Exercise requirements:
Please count how many lines of the data include the word "quality". Give only that number in reply.

Records shown:
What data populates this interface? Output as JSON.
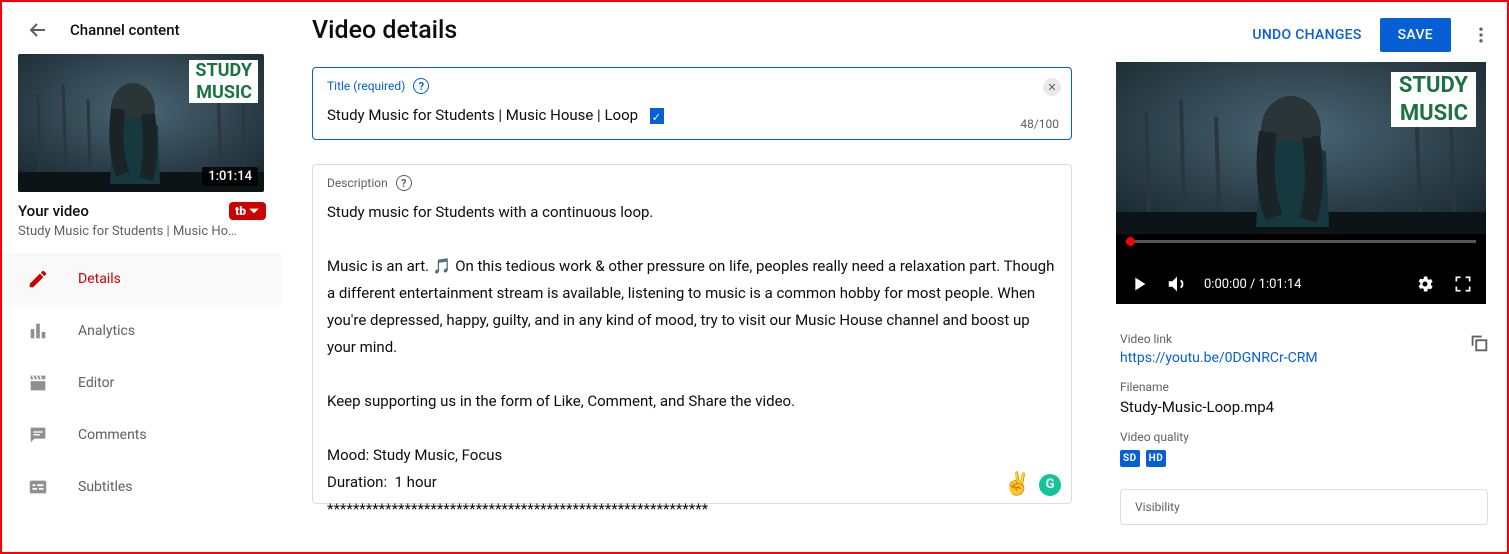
{
  "header": {
    "back_label": "Channel content",
    "page_title": "Video details",
    "undo": "UNDO CHANGES",
    "save": "SAVE"
  },
  "sidebar": {
    "duration": "1:01:14",
    "badge_line1": "STUDY",
    "badge_line2": "MUSIC",
    "your_video": "Your video",
    "video_title_trunc": "Study Music for Students | Music Ho…",
    "tubebuddy": "tb",
    "nav": [
      {
        "label": "Details",
        "icon": "pencil"
      },
      {
        "label": "Analytics",
        "icon": "bars"
      },
      {
        "label": "Editor",
        "icon": "clapper"
      },
      {
        "label": "Comments",
        "icon": "comment"
      },
      {
        "label": "Subtitles",
        "icon": "subtitles"
      }
    ]
  },
  "title_field": {
    "label": "Title (required)",
    "value": "Study Music for Students | Music House | Loop",
    "counter": "48/100"
  },
  "description_field": {
    "label": "Description",
    "value": "Study music for Students with a continuous loop.\n\nMusic is an art. 🎵 On this tedious work & other pressure on life, peoples really need a relaxation part. Though a different entertainment stream is available, listening to music is a common hobby for most people. When you're depressed, happy, guilty, and in any kind of mood, try to visit our Music House channel and boost up your mind.\n\nKeep supporting us in the form of Like, Comment, and Share the video.\n\nMood: Study Music, Focus\nDuration:  1 hour\n***********************************************************"
  },
  "preview": {
    "time": "0:00:00 / 1:01:14",
    "badge_line1": "STUDY",
    "badge_line2": "MUSIC",
    "video_link_label": "Video link",
    "video_link": "https://youtu.be/0DGNRCr-CRM",
    "filename_label": "Filename",
    "filename": "Study-Music-Loop.mp4",
    "quality_label": "Video quality",
    "quality": [
      "SD",
      "HD"
    ],
    "visibility_label": "Visibility"
  }
}
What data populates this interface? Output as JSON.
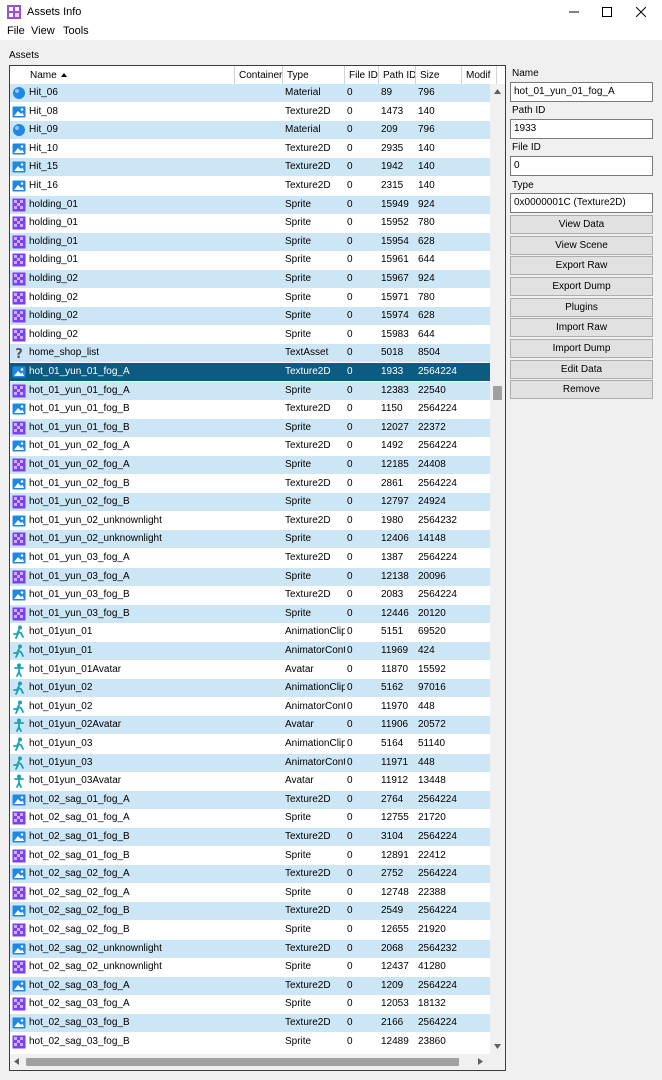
{
  "window": {
    "title": "Assets Info"
  },
  "menu": [
    "File",
    "View",
    "Tools"
  ],
  "assets_label": "Assets",
  "columns": {
    "name": "Name",
    "container": "Container",
    "type": "Type",
    "file_id": "File ID",
    "path_id": "Path ID",
    "size": "Size",
    "modified": "Modif"
  },
  "rows": [
    {
      "icon": "material",
      "name": "Hit_06",
      "type": "Material",
      "file_id": "0",
      "path_id": "89",
      "size": "796"
    },
    {
      "icon": "texture",
      "name": "Hit_08",
      "type": "Texture2D",
      "file_id": "0",
      "path_id": "1473",
      "size": "140"
    },
    {
      "icon": "material",
      "name": "Hit_09",
      "type": "Material",
      "file_id": "0",
      "path_id": "209",
      "size": "796"
    },
    {
      "icon": "texture",
      "name": "Hit_10",
      "type": "Texture2D",
      "file_id": "0",
      "path_id": "2935",
      "size": "140"
    },
    {
      "icon": "texture",
      "name": "Hit_15",
      "type": "Texture2D",
      "file_id": "0",
      "path_id": "1942",
      "size": "140"
    },
    {
      "icon": "texture",
      "name": "Hit_16",
      "type": "Texture2D",
      "file_id": "0",
      "path_id": "2315",
      "size": "140"
    },
    {
      "icon": "sprite",
      "name": "holding_01",
      "type": "Sprite",
      "file_id": "0",
      "path_id": "15949",
      "size": "924"
    },
    {
      "icon": "sprite",
      "name": "holding_01",
      "type": "Sprite",
      "file_id": "0",
      "path_id": "15952",
      "size": "780"
    },
    {
      "icon": "sprite",
      "name": "holding_01",
      "type": "Sprite",
      "file_id": "0",
      "path_id": "15954",
      "size": "628"
    },
    {
      "icon": "sprite",
      "name": "holding_01",
      "type": "Sprite",
      "file_id": "0",
      "path_id": "15961",
      "size": "644"
    },
    {
      "icon": "sprite",
      "name": "holding_02",
      "type": "Sprite",
      "file_id": "0",
      "path_id": "15967",
      "size": "924"
    },
    {
      "icon": "sprite",
      "name": "holding_02",
      "type": "Sprite",
      "file_id": "0",
      "path_id": "15971",
      "size": "780"
    },
    {
      "icon": "sprite",
      "name": "holding_02",
      "type": "Sprite",
      "file_id": "0",
      "path_id": "15974",
      "size": "628"
    },
    {
      "icon": "sprite",
      "name": "holding_02",
      "type": "Sprite",
      "file_id": "0",
      "path_id": "15983",
      "size": "644"
    },
    {
      "icon": "unknown",
      "name": "home_shop_list",
      "type": "TextAsset",
      "file_id": "0",
      "path_id": "5018",
      "size": "8504"
    },
    {
      "icon": "texture",
      "name": "hot_01_yun_01_fog_A",
      "type": "Texture2D",
      "file_id": "0",
      "path_id": "1933",
      "size": "2564224",
      "selected": true
    },
    {
      "icon": "sprite",
      "name": "hot_01_yun_01_fog_A",
      "type": "Sprite",
      "file_id": "0",
      "path_id": "12383",
      "size": "22540"
    },
    {
      "icon": "texture",
      "name": "hot_01_yun_01_fog_B",
      "type": "Texture2D",
      "file_id": "0",
      "path_id": "1150",
      "size": "2564224"
    },
    {
      "icon": "sprite",
      "name": "hot_01_yun_01_fog_B",
      "type": "Sprite",
      "file_id": "0",
      "path_id": "12027",
      "size": "22372"
    },
    {
      "icon": "texture",
      "name": "hot_01_yun_02_fog_A",
      "type": "Texture2D",
      "file_id": "0",
      "path_id": "1492",
      "size": "2564224"
    },
    {
      "icon": "sprite",
      "name": "hot_01_yun_02_fog_A",
      "type": "Sprite",
      "file_id": "0",
      "path_id": "12185",
      "size": "24408"
    },
    {
      "icon": "texture",
      "name": "hot_01_yun_02_fog_B",
      "type": "Texture2D",
      "file_id": "0",
      "path_id": "2861",
      "size": "2564224"
    },
    {
      "icon": "sprite",
      "name": "hot_01_yun_02_fog_B",
      "type": "Sprite",
      "file_id": "0",
      "path_id": "12797",
      "size": "24924"
    },
    {
      "icon": "texture",
      "name": "hot_01_yun_02_unknownlight",
      "type": "Texture2D",
      "file_id": "0",
      "path_id": "1980",
      "size": "2564232"
    },
    {
      "icon": "sprite",
      "name": "hot_01_yun_02_unknownlight",
      "type": "Sprite",
      "file_id": "0",
      "path_id": "12406",
      "size": "14148"
    },
    {
      "icon": "texture",
      "name": "hot_01_yun_03_fog_A",
      "type": "Texture2D",
      "file_id": "0",
      "path_id": "1387",
      "size": "2564224"
    },
    {
      "icon": "sprite",
      "name": "hot_01_yun_03_fog_A",
      "type": "Sprite",
      "file_id": "0",
      "path_id": "12138",
      "size": "20096"
    },
    {
      "icon": "texture",
      "name": "hot_01_yun_03_fog_B",
      "type": "Texture2D",
      "file_id": "0",
      "path_id": "2083",
      "size": "2564224"
    },
    {
      "icon": "sprite",
      "name": "hot_01_yun_03_fog_B",
      "type": "Sprite",
      "file_id": "0",
      "path_id": "12446",
      "size": "20120"
    },
    {
      "icon": "anim",
      "name": "hot_01yun_01",
      "type": "AnimationClip",
      "file_id": "0",
      "path_id": "5151",
      "size": "69520"
    },
    {
      "icon": "anim",
      "name": "hot_01yun_01",
      "type": "AnimatorController",
      "file_id": "0",
      "path_id": "11969",
      "size": "424"
    },
    {
      "icon": "avatar",
      "name": "hot_01yun_01Avatar",
      "type": "Avatar",
      "file_id": "0",
      "path_id": "11870",
      "size": "15592"
    },
    {
      "icon": "anim",
      "name": "hot_01yun_02",
      "type": "AnimationClip",
      "file_id": "0",
      "path_id": "5162",
      "size": "97016"
    },
    {
      "icon": "anim",
      "name": "hot_01yun_02",
      "type": "AnimatorController",
      "file_id": "0",
      "path_id": "11970",
      "size": "448"
    },
    {
      "icon": "avatar",
      "name": "hot_01yun_02Avatar",
      "type": "Avatar",
      "file_id": "0",
      "path_id": "11906",
      "size": "20572"
    },
    {
      "icon": "anim",
      "name": "hot_01yun_03",
      "type": "AnimationClip",
      "file_id": "0",
      "path_id": "5164",
      "size": "51140"
    },
    {
      "icon": "anim",
      "name": "hot_01yun_03",
      "type": "AnimatorController",
      "file_id": "0",
      "path_id": "11971",
      "size": "448"
    },
    {
      "icon": "avatar",
      "name": "hot_01yun_03Avatar",
      "type": "Avatar",
      "file_id": "0",
      "path_id": "11912",
      "size": "13448"
    },
    {
      "icon": "texture",
      "name": "hot_02_sag_01_fog_A",
      "type": "Texture2D",
      "file_id": "0",
      "path_id": "2764",
      "size": "2564224"
    },
    {
      "icon": "sprite",
      "name": "hot_02_sag_01_fog_A",
      "type": "Sprite",
      "file_id": "0",
      "path_id": "12755",
      "size": "21720"
    },
    {
      "icon": "texture",
      "name": "hot_02_sag_01_fog_B",
      "type": "Texture2D",
      "file_id": "0",
      "path_id": "3104",
      "size": "2564224"
    },
    {
      "icon": "sprite",
      "name": "hot_02_sag_01_fog_B",
      "type": "Sprite",
      "file_id": "0",
      "path_id": "12891",
      "size": "22412"
    },
    {
      "icon": "texture",
      "name": "hot_02_sag_02_fog_A",
      "type": "Texture2D",
      "file_id": "0",
      "path_id": "2752",
      "size": "2564224"
    },
    {
      "icon": "sprite",
      "name": "hot_02_sag_02_fog_A",
      "type": "Sprite",
      "file_id": "0",
      "path_id": "12748",
      "size": "22388"
    },
    {
      "icon": "texture",
      "name": "hot_02_sag_02_fog_B",
      "type": "Texture2D",
      "file_id": "0",
      "path_id": "2549",
      "size": "2564224"
    },
    {
      "icon": "sprite",
      "name": "hot_02_sag_02_fog_B",
      "type": "Sprite",
      "file_id": "0",
      "path_id": "12655",
      "size": "21920"
    },
    {
      "icon": "texture",
      "name": "hot_02_sag_02_unknownlight",
      "type": "Texture2D",
      "file_id": "0",
      "path_id": "2068",
      "size": "2564232"
    },
    {
      "icon": "sprite",
      "name": "hot_02_sag_02_unknownlight",
      "type": "Sprite",
      "file_id": "0",
      "path_id": "12437",
      "size": "41280"
    },
    {
      "icon": "texture",
      "name": "hot_02_sag_03_fog_A",
      "type": "Texture2D",
      "file_id": "0",
      "path_id": "1209",
      "size": "2564224"
    },
    {
      "icon": "sprite",
      "name": "hot_02_sag_03_fog_A",
      "type": "Sprite",
      "file_id": "0",
      "path_id": "12053",
      "size": "18132"
    },
    {
      "icon": "texture",
      "name": "hot_02_sag_03_fog_B",
      "type": "Texture2D",
      "file_id": "0",
      "path_id": "2166",
      "size": "2564224"
    },
    {
      "icon": "sprite",
      "name": "hot_02_sag_03_fog_B",
      "type": "Sprite",
      "file_id": "0",
      "path_id": "12489",
      "size": "23860"
    }
  ],
  "panel": {
    "name_label": "Name",
    "name_value": "hot_01_yun_01_fog_A",
    "path_id_label": "Path ID",
    "path_id_value": "1933",
    "file_id_label": "File ID",
    "file_id_value": "0",
    "type_label": "Type",
    "type_value": "0x0000001C (Texture2D)",
    "buttons": [
      "View Data",
      "View Scene",
      "Export Raw",
      "Export Dump",
      "Plugins",
      "Import Raw",
      "Import Dump",
      "Edit Data",
      "Remove"
    ]
  },
  "colors": {
    "row_alt": "#cde6f6",
    "row_selected": "#0c5c82",
    "icon_blue": "#1e88e5",
    "sprite_purple": "#7e3ff2",
    "avatar_teal": "#17a2b8"
  }
}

Task solution:
2